+++ Excerpted data +++
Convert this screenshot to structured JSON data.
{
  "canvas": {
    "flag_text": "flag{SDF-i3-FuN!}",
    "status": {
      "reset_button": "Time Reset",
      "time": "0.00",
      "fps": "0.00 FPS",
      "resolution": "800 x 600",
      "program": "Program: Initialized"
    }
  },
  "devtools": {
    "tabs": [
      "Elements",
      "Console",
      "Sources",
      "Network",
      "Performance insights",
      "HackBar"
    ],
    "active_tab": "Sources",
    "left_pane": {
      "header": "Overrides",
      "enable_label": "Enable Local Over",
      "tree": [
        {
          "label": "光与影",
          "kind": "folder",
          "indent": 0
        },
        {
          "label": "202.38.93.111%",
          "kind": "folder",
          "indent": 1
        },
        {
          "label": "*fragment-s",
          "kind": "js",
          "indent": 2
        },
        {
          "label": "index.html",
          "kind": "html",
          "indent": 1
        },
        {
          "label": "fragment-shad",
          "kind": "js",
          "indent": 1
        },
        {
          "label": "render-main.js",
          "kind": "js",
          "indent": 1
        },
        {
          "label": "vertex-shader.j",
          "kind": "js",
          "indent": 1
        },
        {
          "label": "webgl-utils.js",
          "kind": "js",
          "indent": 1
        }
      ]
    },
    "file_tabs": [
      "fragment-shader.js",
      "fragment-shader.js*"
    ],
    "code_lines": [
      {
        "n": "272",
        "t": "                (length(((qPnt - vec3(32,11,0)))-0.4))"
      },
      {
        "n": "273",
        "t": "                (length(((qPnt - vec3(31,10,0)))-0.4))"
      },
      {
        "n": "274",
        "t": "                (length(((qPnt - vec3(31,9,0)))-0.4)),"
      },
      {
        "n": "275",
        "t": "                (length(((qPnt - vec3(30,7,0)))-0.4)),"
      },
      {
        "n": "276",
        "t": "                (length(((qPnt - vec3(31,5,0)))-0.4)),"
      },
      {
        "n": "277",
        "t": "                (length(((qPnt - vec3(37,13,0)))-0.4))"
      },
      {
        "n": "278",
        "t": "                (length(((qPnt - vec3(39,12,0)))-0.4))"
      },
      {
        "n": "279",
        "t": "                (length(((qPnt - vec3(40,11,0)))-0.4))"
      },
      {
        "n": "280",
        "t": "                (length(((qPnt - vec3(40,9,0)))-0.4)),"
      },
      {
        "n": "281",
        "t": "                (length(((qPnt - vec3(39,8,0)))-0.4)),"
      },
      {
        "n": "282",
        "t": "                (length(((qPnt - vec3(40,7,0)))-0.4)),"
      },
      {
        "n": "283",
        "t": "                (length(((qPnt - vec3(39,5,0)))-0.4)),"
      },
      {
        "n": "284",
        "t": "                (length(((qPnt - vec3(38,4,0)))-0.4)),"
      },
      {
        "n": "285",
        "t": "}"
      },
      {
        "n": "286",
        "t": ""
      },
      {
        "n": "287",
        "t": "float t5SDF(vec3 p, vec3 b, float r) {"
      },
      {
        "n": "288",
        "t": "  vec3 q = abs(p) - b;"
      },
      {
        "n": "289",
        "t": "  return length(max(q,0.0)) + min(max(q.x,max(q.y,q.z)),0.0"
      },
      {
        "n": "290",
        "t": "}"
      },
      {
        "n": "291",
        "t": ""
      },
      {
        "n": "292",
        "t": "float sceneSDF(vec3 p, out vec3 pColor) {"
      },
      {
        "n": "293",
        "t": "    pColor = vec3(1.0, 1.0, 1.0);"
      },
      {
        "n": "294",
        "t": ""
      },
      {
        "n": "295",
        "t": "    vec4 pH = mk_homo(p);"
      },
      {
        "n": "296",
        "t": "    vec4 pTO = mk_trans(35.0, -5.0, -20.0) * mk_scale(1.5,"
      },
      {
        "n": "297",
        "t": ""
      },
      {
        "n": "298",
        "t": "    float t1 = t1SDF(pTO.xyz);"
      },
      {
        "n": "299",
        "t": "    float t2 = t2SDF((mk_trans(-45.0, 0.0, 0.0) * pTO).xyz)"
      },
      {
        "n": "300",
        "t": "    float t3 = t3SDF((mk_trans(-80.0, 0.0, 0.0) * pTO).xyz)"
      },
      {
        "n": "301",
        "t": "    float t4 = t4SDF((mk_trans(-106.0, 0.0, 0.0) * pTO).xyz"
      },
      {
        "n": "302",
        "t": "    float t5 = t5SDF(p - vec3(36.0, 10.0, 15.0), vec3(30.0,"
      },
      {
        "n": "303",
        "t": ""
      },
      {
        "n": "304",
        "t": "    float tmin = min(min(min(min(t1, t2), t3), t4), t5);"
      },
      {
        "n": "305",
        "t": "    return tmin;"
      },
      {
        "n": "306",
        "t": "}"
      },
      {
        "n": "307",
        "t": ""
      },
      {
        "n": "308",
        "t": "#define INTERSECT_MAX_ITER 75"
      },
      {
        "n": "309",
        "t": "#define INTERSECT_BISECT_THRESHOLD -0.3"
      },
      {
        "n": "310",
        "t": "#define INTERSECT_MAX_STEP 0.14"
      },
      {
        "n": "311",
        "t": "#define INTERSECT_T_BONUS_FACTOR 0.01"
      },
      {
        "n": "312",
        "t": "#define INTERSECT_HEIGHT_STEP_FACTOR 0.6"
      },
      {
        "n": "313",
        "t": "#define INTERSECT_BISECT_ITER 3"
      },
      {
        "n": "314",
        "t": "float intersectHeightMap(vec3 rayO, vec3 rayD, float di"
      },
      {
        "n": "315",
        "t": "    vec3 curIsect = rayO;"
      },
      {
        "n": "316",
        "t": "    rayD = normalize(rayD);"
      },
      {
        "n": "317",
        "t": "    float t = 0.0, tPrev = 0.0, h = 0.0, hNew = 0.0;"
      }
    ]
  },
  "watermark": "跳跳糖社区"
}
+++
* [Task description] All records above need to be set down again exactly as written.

* [Your solution]
Convert this screenshot to structured JSON data.
{
  "canvas": {
    "flag_text": "flag{SDF-i3-FuN!}",
    "status": {
      "reset_button": "Time Reset",
      "time": "0.00",
      "fps": "0.00 FPS",
      "resolution": "800 x 600",
      "program": "Program: Initialized"
    }
  },
  "devtools": {
    "tabs": [
      "Elements",
      "Console",
      "Sources",
      "Network",
      "Performance insights",
      "HackBar"
    ],
    "active_tab": "Sources",
    "left_pane": {
      "header": "Overrides",
      "enable_label": "Enable Local Over",
      "tree": [
        {
          "label": "光与影",
          "kind": "folder",
          "indent": 0
        },
        {
          "label": "202.38.93.111%",
          "kind": "folder",
          "indent": 1
        },
        {
          "label": "*fragment-s",
          "kind": "js",
          "indent": 2
        },
        {
          "label": "index.html",
          "kind": "html",
          "indent": 1
        },
        {
          "label": "fragment-shad",
          "kind": "js",
          "indent": 1
        },
        {
          "label": "render-main.js",
          "kind": "js",
          "indent": 1
        },
        {
          "label": "vertex-shader.j",
          "kind": "js",
          "indent": 1
        },
        {
          "label": "webgl-utils.js",
          "kind": "js",
          "indent": 1
        }
      ]
    },
    "file_tabs": [
      "fragment-shader.js",
      "fragment-shader.js*"
    ],
    "code_lines": [
      {
        "n": "272",
        "t": "                (length(((qPnt - vec3(32,11,0)))-0.4))"
      },
      {
        "n": "273",
        "t": "                (length(((qPnt - vec3(31,10,0)))-0.4))"
      },
      {
        "n": "274",
        "t": "                (length(((qPnt - vec3(31,9,0)))-0.4)),"
      },
      {
        "n": "275",
        "t": "                (length(((qPnt - vec3(30,7,0)))-0.4)),"
      },
      {
        "n": "276",
        "t": "                (length(((qPnt - vec3(31,5,0)))-0.4)),"
      },
      {
        "n": "277",
        "t": "                (length(((qPnt - vec3(37,13,0)))-0.4))"
      },
      {
        "n": "278",
        "t": "                (length(((qPnt - vec3(39,12,0)))-0.4))"
      },
      {
        "n": "279",
        "t": "                (length(((qPnt - vec3(40,11,0)))-0.4))"
      },
      {
        "n": "280",
        "t": "                (length(((qPnt - vec3(40,9,0)))-0.4)),"
      },
      {
        "n": "281",
        "t": "                (length(((qPnt - vec3(39,8,0)))-0.4)),"
      },
      {
        "n": "282",
        "t": "                (length(((qPnt - vec3(40,7,0)))-0.4)),"
      },
      {
        "n": "283",
        "t": "                (length(((qPnt - vec3(39,5,0)))-0.4)),"
      },
      {
        "n": "284",
        "t": "                (length(((qPnt - vec3(38,4,0)))-0.4)),"
      },
      {
        "n": "285",
        "t": "}"
      },
      {
        "n": "286",
        "t": ""
      },
      {
        "n": "287",
        "t": "float t5SDF(vec3 p, vec3 b, float r) {"
      },
      {
        "n": "288",
        "t": "  vec3 q = abs(p) - b;"
      },
      {
        "n": "289",
        "t": "  return length(max(q,0.0)) + min(max(q.x,max(q.y,q.z)),0.0"
      },
      {
        "n": "290",
        "t": "}"
      },
      {
        "n": "291",
        "t": ""
      },
      {
        "n": "292",
        "t": "float sceneSDF(vec3 p, out vec3 pColor) {"
      },
      {
        "n": "293",
        "t": "    pColor = vec3(1.0, 1.0, 1.0);"
      },
      {
        "n": "294",
        "t": ""
      },
      {
        "n": "295",
        "t": "    vec4 pH = mk_homo(p);"
      },
      {
        "n": "296",
        "t": "    vec4 pTO = mk_trans(35.0, -5.0, -20.0) * mk_scale(1.5,"
      },
      {
        "n": "297",
        "t": ""
      },
      {
        "n": "298",
        "t": "    float t1 = t1SDF(pTO.xyz);"
      },
      {
        "n": "299",
        "t": "    float t2 = t2SDF((mk_trans(-45.0, 0.0, 0.0) * pTO).xyz)"
      },
      {
        "n": "300",
        "t": "    float t3 = t3SDF((mk_trans(-80.0, 0.0, 0.0) * pTO).xyz)"
      },
      {
        "n": "301",
        "t": "    float t4 = t4SDF((mk_trans(-106.0, 0.0, 0.0) * pTO).xyz"
      },
      {
        "n": "302",
        "t": "    float t5 = t5SDF(p - vec3(36.0, 10.0, 15.0), vec3(30.0,"
      },
      {
        "n": "303",
        "t": ""
      },
      {
        "n": "304",
        "t": "    float tmin = min(min(min(min(t1, t2), t3), t4), t5);"
      },
      {
        "n": "305",
        "t": "    return tmin;"
      },
      {
        "n": "306",
        "t": "}"
      },
      {
        "n": "307",
        "t": ""
      },
      {
        "n": "308",
        "t": "#define INTERSECT_MAX_ITER 75"
      },
      {
        "n": "309",
        "t": "#define INTERSECT_BISECT_THRESHOLD -0.3"
      },
      {
        "n": "310",
        "t": "#define INTERSECT_MAX_STEP 0.14"
      },
      {
        "n": "311",
        "t": "#define INTERSECT_T_BONUS_FACTOR 0.01"
      },
      {
        "n": "312",
        "t": "#define INTERSECT_HEIGHT_STEP_FACTOR 0.6"
      },
      {
        "n": "313",
        "t": "#define INTERSECT_BISECT_ITER 3"
      },
      {
        "n": "314",
        "t": "float intersectHeightMap(vec3 rayO, vec3 rayD, float di"
      },
      {
        "n": "315",
        "t": "    vec3 curIsect = rayO;"
      },
      {
        "n": "316",
        "t": "    rayD = normalize(rayD);"
      },
      {
        "n": "317",
        "t": "    float t = 0.0, tPrev = 0.0, h = 0.0, hNew = 0.0;"
      }
    ]
  },
  "watermark": "跳跳糖社区"
}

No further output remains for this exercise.